Bottom Line: The HAF score, assigned to individual haplotypes in a sample, naturally captures many of the properties shared by haplotypes carrying a favored allele.We provide a theoretical framework for computing expected HAF scores under different evolutionary scenarios, and we validate the theoretical predictions with simulations.As an application of HAF score computations, we develop an algorithm (PreCIOSS: Predicting Carriers of Ongoing Selective Sweeps) to identify carriers of the favored allele in selective sweeps, and we demonstrate its power on simulations of both hard and soft sweeps, as well as on data from well-known sweeps in human populations.
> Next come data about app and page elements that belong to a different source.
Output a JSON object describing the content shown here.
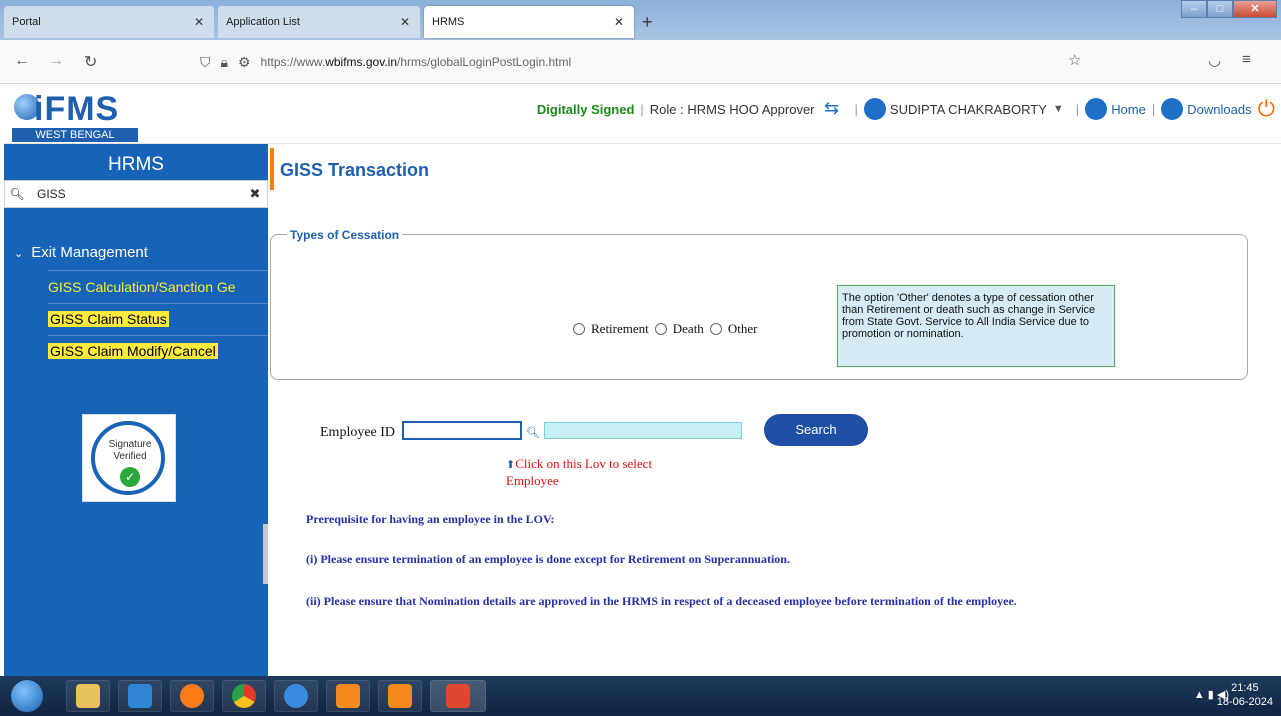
{
  "browser": {
    "tabs": [
      {
        "label": "Portal"
      },
      {
        "label": "Application List"
      },
      {
        "label": "HRMS"
      }
    ],
    "url": {
      "prefix": "https://www.",
      "domain": "wbifms.gov.in",
      "path": "/hrms/globalLoginPostLogin.html"
    }
  },
  "header": {
    "logo_text": "iFMS",
    "logo_subtitle": "WEST BENGAL",
    "digitally_signed": "Digitally Signed",
    "role": "Role : HRMS HOO Approver",
    "user": "SUDIPTA CHAKRABORTY",
    "home": "Home",
    "downloads": "Downloads"
  },
  "sidebar": {
    "title": "HRMS",
    "search_value": "GISS",
    "section": "Exit Management",
    "items": [
      {
        "label": "GISS Calculation/Sanction Ge"
      },
      {
        "label": "GISS Claim Status"
      },
      {
        "label": "GISS Claim Modify/Cancel"
      }
    ],
    "signature": {
      "line1": "Signature",
      "line2": "Verified"
    }
  },
  "main": {
    "title": "GISS Transaction",
    "cessation": {
      "legend": "Types of Cessation",
      "options": [
        "Retirement",
        "Death",
        "Other"
      ],
      "note": "The option 'Other' denotes a type of cessation other than Retirement or death such as change in Service from State Govt. Service to All India Service due to promotion or nomination."
    },
    "employee_label": "Employee ID",
    "search_button": "Search",
    "lov_hint": "Click on this Lov to select Employee",
    "requirements": [
      "Prerequisite for having an employee in the LOV:",
      "(i) Please ensure termination of an employee is done except for Retirement on Superannuation.",
      "(ii) Please ensure that Nomination details are approved in the HRMS in respect of a deceased employee before termination of the employee."
    ]
  },
  "taskbar": {
    "clock_time": "21:45",
    "clock_date": "18-06-2024"
  }
}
View Article: PubMed Central - PubMed

Affiliation: Bioinformatics Graduate Program, University of California, San Diego, La Jolla, California, United States of America.

ABSTRACT
Methods for detecting the genomic signatures of natural selection have been heavily studied, and they have been successful in identifying many selective sweeps. For most of these sweeps, the favored allele remains unknown, making it difficult to distinguish carriers of the sweep from non-carriers. In an ongoing selective sweep, carriers of the favored allele are likely to contain a future most recent common ancestor. Therefore, identifying them may prove useful in predicting the evolutionary trajectory--for example, in contexts involving drug-resistant pathogen strains or cancer subclones. The main contribution of this paper is the development and analysis of a new statistic, the Haplotype Allele Frequency (HAF) score. The HAF score, assigned to individual haplotypes in a sample, naturally captures many of the properties shared by haplotypes carrying a favored allele. We provide a theoretical framework for computing expected HAF scores under different evolutionary scenarios, and we validate the theoretical predictions with simulations. As an application of HAF score computations, we develop an algorithm (PreCIOSS: Predicting Carriers of Ongoing Selective Sweeps) to identify carriers of the favored allele in selective sweeps, and we demonstrate its power on simulations of both hard and soft sweeps, as well as on data from well-known sweeps in human populations.

No MeSH data available.


Related in: MedlinePlus